Notable moments

On 19 April 2012, the government launched a website offering information about the treaty. Having claimed that this was a neutral source of information, the government came under pressure to remove some content from the site which explicitly called for a Yes vote. When questioned why, in light of the ruling in the Patricia McKenna case that it was unconstitutional for the government to spend public money to promote one side of a referendum debate, the government was launching a website which contained partisan material, Minister Leo Varadkar replied that as they had launched the website before moving the writ to formally call the referendum, the ruling did not apply. The government was also criticised for diverting millions of euro to fund this website and related leaflet drop from the budget of the Referendum Commission whose role it is to provide unbiased information on referendums in Ireland.On 16 May, Minister for Finance Michael Noonan caused controversy with a comment of Greek “holidays” and “feta cheese” at a breakfast briefing with Bloomberg news agency. Noonan said these were the only links between Ireland and Greece.On 17 May, Taoiseach Enda Kenny was heckled and booed by opponents of the compact in Galway as he attended a breakfast briefing. Later that day, Minister for Jobs, Enterprise and Innovation Richard Bruton let slip on radio the possibility of there being a second referendum if the Irish people voted “No”.

Opinion polls

Result

References

External links

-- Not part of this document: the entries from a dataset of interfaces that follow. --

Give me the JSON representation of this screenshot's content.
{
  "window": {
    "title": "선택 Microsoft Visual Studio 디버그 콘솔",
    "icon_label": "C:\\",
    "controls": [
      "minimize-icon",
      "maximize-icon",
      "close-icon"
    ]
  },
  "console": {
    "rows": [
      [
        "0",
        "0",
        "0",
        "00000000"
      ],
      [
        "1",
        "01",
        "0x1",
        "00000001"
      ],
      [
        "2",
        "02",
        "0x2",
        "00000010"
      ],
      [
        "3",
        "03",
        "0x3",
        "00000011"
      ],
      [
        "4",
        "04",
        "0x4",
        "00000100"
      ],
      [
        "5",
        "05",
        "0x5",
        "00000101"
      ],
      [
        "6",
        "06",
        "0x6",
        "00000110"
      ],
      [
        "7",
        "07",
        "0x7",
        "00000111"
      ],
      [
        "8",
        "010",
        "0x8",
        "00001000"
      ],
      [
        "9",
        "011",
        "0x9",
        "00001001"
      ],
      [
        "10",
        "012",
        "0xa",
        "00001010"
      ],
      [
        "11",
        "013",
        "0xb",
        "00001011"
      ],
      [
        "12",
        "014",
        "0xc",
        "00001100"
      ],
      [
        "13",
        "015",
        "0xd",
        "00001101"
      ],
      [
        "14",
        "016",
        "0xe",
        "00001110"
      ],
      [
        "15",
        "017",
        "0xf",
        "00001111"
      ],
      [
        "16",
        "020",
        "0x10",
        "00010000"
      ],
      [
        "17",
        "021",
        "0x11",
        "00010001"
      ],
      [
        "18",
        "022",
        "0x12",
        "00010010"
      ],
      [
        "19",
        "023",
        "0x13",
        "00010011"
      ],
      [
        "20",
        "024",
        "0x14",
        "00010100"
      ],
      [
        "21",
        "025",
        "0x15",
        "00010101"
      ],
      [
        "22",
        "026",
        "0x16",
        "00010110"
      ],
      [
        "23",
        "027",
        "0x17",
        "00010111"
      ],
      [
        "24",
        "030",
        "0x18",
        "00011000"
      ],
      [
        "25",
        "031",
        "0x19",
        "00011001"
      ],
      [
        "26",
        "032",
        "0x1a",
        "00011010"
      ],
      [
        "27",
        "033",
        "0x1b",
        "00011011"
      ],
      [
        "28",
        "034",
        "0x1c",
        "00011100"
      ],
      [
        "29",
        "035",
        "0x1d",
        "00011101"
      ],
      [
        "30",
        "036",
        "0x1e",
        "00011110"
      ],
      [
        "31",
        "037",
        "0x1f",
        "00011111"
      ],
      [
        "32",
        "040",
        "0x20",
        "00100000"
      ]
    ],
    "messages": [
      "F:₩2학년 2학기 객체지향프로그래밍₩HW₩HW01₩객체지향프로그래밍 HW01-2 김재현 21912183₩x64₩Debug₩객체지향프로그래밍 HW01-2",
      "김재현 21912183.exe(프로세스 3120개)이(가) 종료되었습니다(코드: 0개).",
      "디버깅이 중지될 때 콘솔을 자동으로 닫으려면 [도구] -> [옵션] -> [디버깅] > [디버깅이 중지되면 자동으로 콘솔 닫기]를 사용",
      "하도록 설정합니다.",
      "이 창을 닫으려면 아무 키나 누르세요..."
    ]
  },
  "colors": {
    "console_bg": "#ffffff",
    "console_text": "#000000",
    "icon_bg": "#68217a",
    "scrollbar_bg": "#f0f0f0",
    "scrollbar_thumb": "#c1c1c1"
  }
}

Official sites Thirtieth Amendment of the Constitution (Treaty on Stability, Coordination and Governance in the Economic and Monetary Union) Act 2012 Full text of the Constitution of Ireland Thirtieth Amendment of the Constitution (Treaty on Stability, Coordination and Governance in the Economic and Monetary Union) Bill 2012 (Bill 23 of 2012) index of stages of the bill's passage Stability Treaty Referendum Merrionstreet.ie Fiscal Stability Treaty Citizens Information BoardNews overviews RTÉ.ie: Referendum 2012: Fiscal Treaty Guide, Tony Connelly “fiscal treaty” tag index Fiscal Treaty Referendum The Irish Times National News > Fiscal Treaty Independent.ie “EU Fiscal Treaty referendum” tag index Newstalk